Gavin: And sometimes you need a third party to help you with that, right? And it doesn’t even have to be a paid third party, but it can be someone to just say, “Hey, is this—where—you know, what’s the impact versus the exposure?” I would highly recommend on the [print 00:47:32] side of things, if you are doing logo work, of not asking people around you who are unfamiliar with the process you’ve gone through what they think. Because that can derail things pretty quickly for most people. It’s a common reality; people do it all the time, but you get a bunch—you show your logo to—you know, you’re at Easter, Thanksgiving, whatever gathering and you show them and you’re like, “What do you think? Do you have a favorite?” And everyone else has got an opinion and, you know, it’s—you know, you end up—you leave confused, not empowered.

Chris: Yeah. That’s a good piece of advice for entrepreneurs. You know, if you’re going through branding, don’t just show it to your wife right off the bat—or your spouse. Like—

Gavin: But if you can show it to people in your target audience, right?

Chris: Oh yes.

Gavin: That’s actually valuable feedback.

Chris: Yeah. You want to get what do they call it—I always say fingertip close to your audience when you’re trying to come up with something new is make sure you’re actually getting their feedback, the people you want to talk to and sell to. So.

Gavin: Right. Otherwise, just, like, random acts of feedback. Like great, that’s completely unhelpful because you’re not the person I’m trying to reach.

Chris: Exactly. Awesome. Well, Gavin, last question. What is a brand that you’re loving right now?

Gavin: So, I think of two. I think of just attire, I think of [On Cloud 00:48:46], I think of [unintelligible 00:48:46]. Those are just brands I think are doing interesting work that res—is, like, resonant, right? Like it is affecting the people that they’re trying to impact at that level. I always love vehicles, so I think, you know, I love the iconic branding of Jeep, even what they’re doing with some of their, like, electric vehicles.
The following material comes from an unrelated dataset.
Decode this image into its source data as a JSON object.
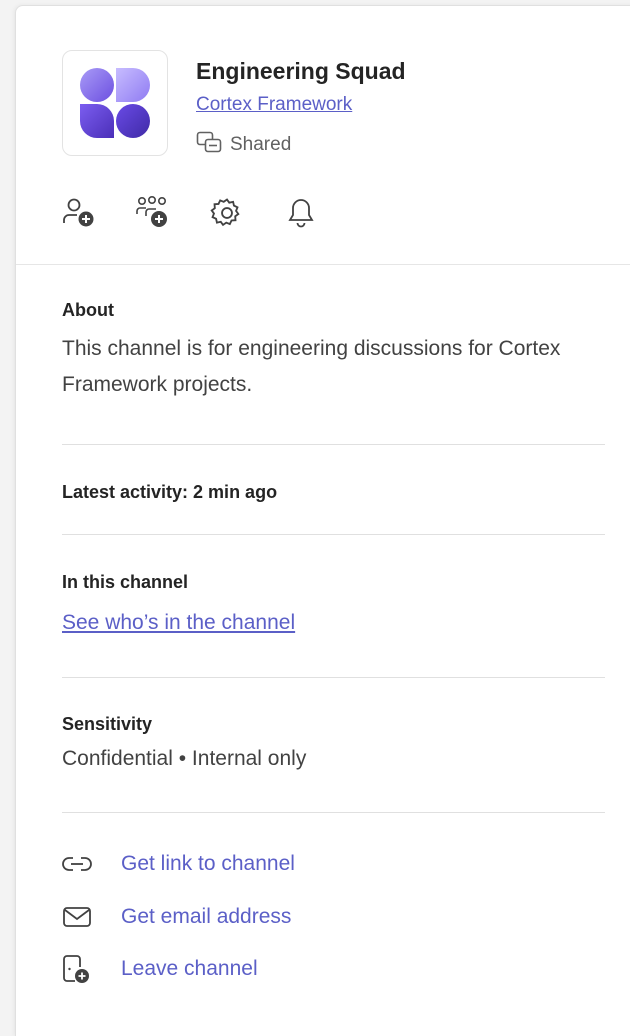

And I think, like, things, like, Rivian. They just have done a really great detail job down to, like, the branding of the key fobs and just the intentionality behind all that. Which I just think—and that resonates across the board, through their creative, through their messaging. It’s authentic, it’s realist—and they just they’re doing some neat stuff. So, those are a couple.

Chris: Yeah, that’s great. That’s awesome. So finally, thank you so much for coming on today, for talking with the audience, and talking about everything you’re doing at Baker Marketing Labs. It’s been great talking to you. Is there anything that you would like to promote or let listeners know about?

Gavin: Yeah, a hundred percent. So, we—I think if there are people who are walking through, okay, consideration of a brand or rebrand or even just where do we fit in the market? Should we do something? You know, we have a—the easiest way is to go to our website. We have a free consultation, and then I’ll ask some questions, and then they’ll sync us up with some time to say, “Hey, this is what we’re trying to accomplish and we’ll give you some professional feedback on what makes sense, what doesn’t make sense.” You know, and again, it’s our perspective on it.

But that is something we were more than happy to do, I’m more than happy to do because I do think, again, you don’t know what you don’t know, and someone else in that process who can really help you—sometimes people, you know, miss the silliest small thing because they just, they’re either unfamiliar or they don’t know and that can oftentimes cause them pain that we could save him from. And so, you know, if that’s you, you’re like, “Man, I need some help,” we’d love to talk about that and guide you down the path of what you could expect or what you should do.

Chris: All right. Great. Well, thank you, Gavin, so much for coming on.

Gavin: Yep. Thanks for having me.